What to do: The entries below must be returned exactly as they stand.

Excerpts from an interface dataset
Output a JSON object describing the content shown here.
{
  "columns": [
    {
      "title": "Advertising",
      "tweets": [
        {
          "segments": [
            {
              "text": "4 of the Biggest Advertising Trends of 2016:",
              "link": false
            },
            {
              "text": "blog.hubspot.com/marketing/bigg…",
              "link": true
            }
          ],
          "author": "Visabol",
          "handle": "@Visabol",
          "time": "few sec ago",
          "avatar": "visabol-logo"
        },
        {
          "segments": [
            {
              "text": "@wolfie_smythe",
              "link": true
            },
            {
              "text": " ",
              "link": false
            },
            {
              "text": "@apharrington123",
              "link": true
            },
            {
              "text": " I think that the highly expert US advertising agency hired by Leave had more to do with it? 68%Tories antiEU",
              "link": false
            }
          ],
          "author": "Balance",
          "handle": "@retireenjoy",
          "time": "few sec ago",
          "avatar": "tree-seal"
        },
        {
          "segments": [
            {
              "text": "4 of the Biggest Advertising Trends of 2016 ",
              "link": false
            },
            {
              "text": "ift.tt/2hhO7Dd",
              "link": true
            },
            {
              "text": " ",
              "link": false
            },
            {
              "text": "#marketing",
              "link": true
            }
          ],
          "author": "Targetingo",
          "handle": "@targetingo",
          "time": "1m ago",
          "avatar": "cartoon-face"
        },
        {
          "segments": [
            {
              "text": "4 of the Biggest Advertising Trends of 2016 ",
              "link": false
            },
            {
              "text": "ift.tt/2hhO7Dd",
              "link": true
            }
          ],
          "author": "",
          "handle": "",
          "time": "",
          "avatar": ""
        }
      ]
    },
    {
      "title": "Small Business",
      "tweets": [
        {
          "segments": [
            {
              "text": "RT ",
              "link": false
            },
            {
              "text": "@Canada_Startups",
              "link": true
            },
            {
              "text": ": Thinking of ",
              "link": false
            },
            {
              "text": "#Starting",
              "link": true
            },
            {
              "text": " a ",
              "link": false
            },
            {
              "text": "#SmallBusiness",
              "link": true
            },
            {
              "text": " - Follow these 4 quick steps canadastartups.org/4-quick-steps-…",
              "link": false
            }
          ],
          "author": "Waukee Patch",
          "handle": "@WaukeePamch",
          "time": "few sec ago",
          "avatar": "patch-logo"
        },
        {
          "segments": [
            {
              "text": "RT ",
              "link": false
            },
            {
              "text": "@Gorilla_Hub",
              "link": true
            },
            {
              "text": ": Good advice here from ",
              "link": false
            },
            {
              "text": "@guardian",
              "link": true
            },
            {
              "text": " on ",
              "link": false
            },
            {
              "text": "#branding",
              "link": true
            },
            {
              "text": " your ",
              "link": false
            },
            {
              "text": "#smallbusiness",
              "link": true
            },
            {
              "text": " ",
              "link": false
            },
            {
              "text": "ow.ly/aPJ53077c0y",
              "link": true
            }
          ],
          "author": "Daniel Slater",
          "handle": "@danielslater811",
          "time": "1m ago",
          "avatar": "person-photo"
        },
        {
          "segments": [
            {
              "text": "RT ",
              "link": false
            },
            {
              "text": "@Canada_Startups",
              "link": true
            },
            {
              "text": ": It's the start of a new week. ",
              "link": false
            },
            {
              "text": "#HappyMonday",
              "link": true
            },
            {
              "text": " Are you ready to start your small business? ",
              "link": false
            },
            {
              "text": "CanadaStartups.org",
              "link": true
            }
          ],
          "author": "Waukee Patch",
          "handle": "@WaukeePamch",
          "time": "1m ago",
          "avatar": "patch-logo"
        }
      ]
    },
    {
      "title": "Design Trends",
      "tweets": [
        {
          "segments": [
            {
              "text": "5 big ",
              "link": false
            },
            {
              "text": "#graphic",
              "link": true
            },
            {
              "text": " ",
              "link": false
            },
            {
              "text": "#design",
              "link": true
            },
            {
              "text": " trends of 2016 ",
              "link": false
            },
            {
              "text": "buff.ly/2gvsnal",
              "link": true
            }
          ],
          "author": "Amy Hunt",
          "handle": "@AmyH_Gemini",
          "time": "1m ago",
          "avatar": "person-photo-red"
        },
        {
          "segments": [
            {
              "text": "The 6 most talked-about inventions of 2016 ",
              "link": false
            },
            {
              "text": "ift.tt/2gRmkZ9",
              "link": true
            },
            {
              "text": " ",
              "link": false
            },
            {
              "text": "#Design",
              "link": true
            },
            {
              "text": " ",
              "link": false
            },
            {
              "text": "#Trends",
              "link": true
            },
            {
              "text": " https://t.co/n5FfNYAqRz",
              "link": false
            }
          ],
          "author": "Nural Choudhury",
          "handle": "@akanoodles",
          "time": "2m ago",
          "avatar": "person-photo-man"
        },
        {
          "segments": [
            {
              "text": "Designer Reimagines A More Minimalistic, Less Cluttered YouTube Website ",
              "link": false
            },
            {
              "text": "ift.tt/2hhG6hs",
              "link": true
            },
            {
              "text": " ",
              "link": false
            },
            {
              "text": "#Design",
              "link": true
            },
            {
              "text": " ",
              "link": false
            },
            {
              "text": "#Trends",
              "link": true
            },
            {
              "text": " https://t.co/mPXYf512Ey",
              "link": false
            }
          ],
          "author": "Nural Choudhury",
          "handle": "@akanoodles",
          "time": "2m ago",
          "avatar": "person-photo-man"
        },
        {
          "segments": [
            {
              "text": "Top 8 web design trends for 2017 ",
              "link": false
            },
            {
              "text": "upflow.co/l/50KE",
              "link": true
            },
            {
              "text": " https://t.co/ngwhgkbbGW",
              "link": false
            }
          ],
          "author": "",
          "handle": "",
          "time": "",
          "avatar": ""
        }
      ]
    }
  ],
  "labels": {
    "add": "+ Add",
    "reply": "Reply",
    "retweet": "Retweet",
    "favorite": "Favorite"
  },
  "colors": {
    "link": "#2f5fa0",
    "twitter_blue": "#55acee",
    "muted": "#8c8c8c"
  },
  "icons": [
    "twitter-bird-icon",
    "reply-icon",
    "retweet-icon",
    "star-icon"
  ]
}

Written reply:
Output a JSON object describing the content shown here.
{
  "columns": [
    {
      "title": "Advertising",
      "tweets": [
        {
          "segments": [
            {
              "text": "4 of the Biggest Advertising Trends of 2016:",
              "link": false
            },
            {
              "text": "blog.hubspot.com/marketing/bigg…",
              "link": true
            }
          ],
          "author": "Visabol",
          "handle": "@Visabol",
          "time": "few sec ago",
          "avatar": "visabol-logo"
        },
        {
          "segments": [
            {
              "text": "@wolfie_smythe",
              "link": true
            },
            {
              "text": " ",
              "link": false
            },
            {
              "text": "@apharrington123",
              "link": true
            },
            {
              "text": " I think that the highly expert US advertising agency hired by Leave had more to do with it? 68%Tories antiEU",
              "link": false
            }
          ],
          "author": "Balance",
          "handle": "@retireenjoy",
          "time": "few sec ago",
          "avatar": "tree-seal"
        },
        {
          "segments": [
            {
              "text": "4 of the Biggest Advertising Trends of 2016 ",
              "link": false
            },
            {
              "text": "ift.tt/2hhO7Dd",
              "link": true
            },
            {
              "text": " ",
              "link": false
            },
            {
              "text": "#marketing",
              "link": true
            }
          ],
          "author": "Targetingo",
          "handle": "@targetingo",
          "time": "1m ago",
          "avatar": "cartoon-face"
        },
        {
          "segments": [
            {
              "text": "4 of the Biggest Advertising Trends of 2016 ",
              "link": false
            },
            {
              "text": "ift.tt/2hhO7Dd",
              "link": true
            }
          ],
          "author": "",
          "handle": "",
          "time": "",
          "avatar": ""
        }
      ]
    },
    {
      "title": "Small Business",
      "tweets": [
        {
          "segments": [
            {
              "text": "RT ",
              "link": false
            },
            {
              "text": "@Canada_Startups",
              "link": true
            },
            {
              "text": ": Thinking of ",
              "link": false
            },
            {
              "text": "#Starting",
              "link": true
            },
            {
              "text": " a ",
              "link": false
            },
            {
              "text": "#SmallBusiness",
              "link": true
            },
            {
              "text": " - Follow these 4 quick steps canadastartups.org/4-quick-steps-…",
              "link": false
            }
          ],
          "author": "Waukee Patch",
          "handle": "@WaukeePamch",
          "time": "few sec ago",
          "avatar": "patch-logo"
        },
        {
          "segments": [
            {
              "text": "RT ",
              "link": false
            },
            {
              "text": "@Gorilla_Hub",
              "link": true
            },
            {
              "text": ": Good advice here from ",
              "link": false
            },
            {
              "text": "@guardian",
              "link": true
            },
            {
              "text": " on ",
              "link": false
            },
            {
              "text": "#branding",
              "link": true
            },
            {
              "text": " your ",
              "link": false
            },
            {
              "text": "#smallbusiness",
              "link": true
            },
            {
              "text": " ",
              "link": false
            },
            {
              "text": "ow.ly/aPJ53077c0y",
              "link": true
            }
          ],
          "author": "Daniel Slater",
          "handle": "@danielslater811",
          "time": "1m ago",
          "avatar": "person-photo"
        },
        {
          "segments": [
            {
              "text": "RT ",
              "link": false
            },
            {
              "text": "@Canada_Startups",
              "link": true
            },
            {
              "text": ": It's the start of a new week. ",
              "link": false
            },
            {
              "text": "#HappyMonday",
              "link": true
            },
            {
              "text": " Are you ready to start your small business? ",
              "link": false
            },
            {
              "text": "CanadaStartups.org",
              "link": true
            }
          ],
          "author": "Waukee Patch",
          "handle": "@WaukeePamch",
          "time": "1m ago",
          "avatar": "patch-logo"
        }
      ]
    },
    {
      "title": "Design Trends",
      "tweets": [
        {
          "segments": [
            {
              "text": "5 big ",
              "link": false
            },
            {
              "text": "#graphic",
              "link": true
            },
            {
              "text": " ",
              "link": false
            },
            {
              "text": "#design",
              "link": true
            },
            {
              "text": " trends of 2016 ",
              "link": false
            },
            {
              "text": "buff.ly/2gvsnal",
              "link": true
            }
          ],
          "author": "Amy Hunt",
          "handle": "@AmyH_Gemini",
          "time": "1m ago",
          "avatar": "person-photo-red"
        },
        {
          "segments": [
            {
              "text": "The 6 most talked-about inventions of 2016 ",
              "link": false
            },
            {
              "text": "ift.tt/2gRmkZ9",
              "link": true
            },
            {
              "text": " ",
              "link": false
            },
            {
              "text": "#Design",
              "link": true
            },
            {
              "text": " ",
              "link": false
            },
            {
              "text": "#Trends",
              "link": true
            },
            {
              "text": " https://t.co/n5FfNYAqRz",
              "link": false
            }
          ],
          "author": "Nural Choudhury",
          "handle": "@akanoodles",
          "time": "2m ago",
          "avatar": "person-photo-man"
        },
        {
          "segments": [
            {
              "text": "Designer Reimagines A More Minimalistic, Less Cluttered YouTube Website ",
              "link": false
            },
            {
              "text": "ift.tt/2hhG6hs",
              "link": true
            },
            {
              "text": " ",
              "link": false
            },
            {
              "text": "#Design",
              "link": true
            },
            {
              "text": " ",
              "link": false
            },
            {
              "text": "#Trends",
              "link": true
            },
            {
              "text": " https://t.co/mPXYf512Ey",
              "link": false
            }
          ],
          "author": "Nural Choudhury",
          "handle": "@akanoodles",
          "time": "2m ago",
          "avatar": "person-photo-man"
        },
        {
          "segments": [
            {
              "text": "Top 8 web design trends for 2017 ",
              "link": false
            },
            {
              "text": "upflow.co/l/50KE",
              "link": true
            },
            {
              "text": " https://t.co/ngwhgkbbGW",
              "link": false
            }
          ],
          "author": "",
          "handle": "",
          "time": "",
          "avatar": ""
        }
      ]
    }
  ],
  "labels": {
    "add": "+ Add",
    "reply": "Reply",
    "retweet": "Retweet",
    "favorite": "Favorite"
  },
  "colors": {
    "link": "#2f5fa0",
    "twitter_blue": "#55acee",
    "muted": "#8c8c8c"
  },
  "icons": [
    "twitter-bird-icon",
    "reply-icon",
    "retweet-icon",
    "star-icon"
  ]
}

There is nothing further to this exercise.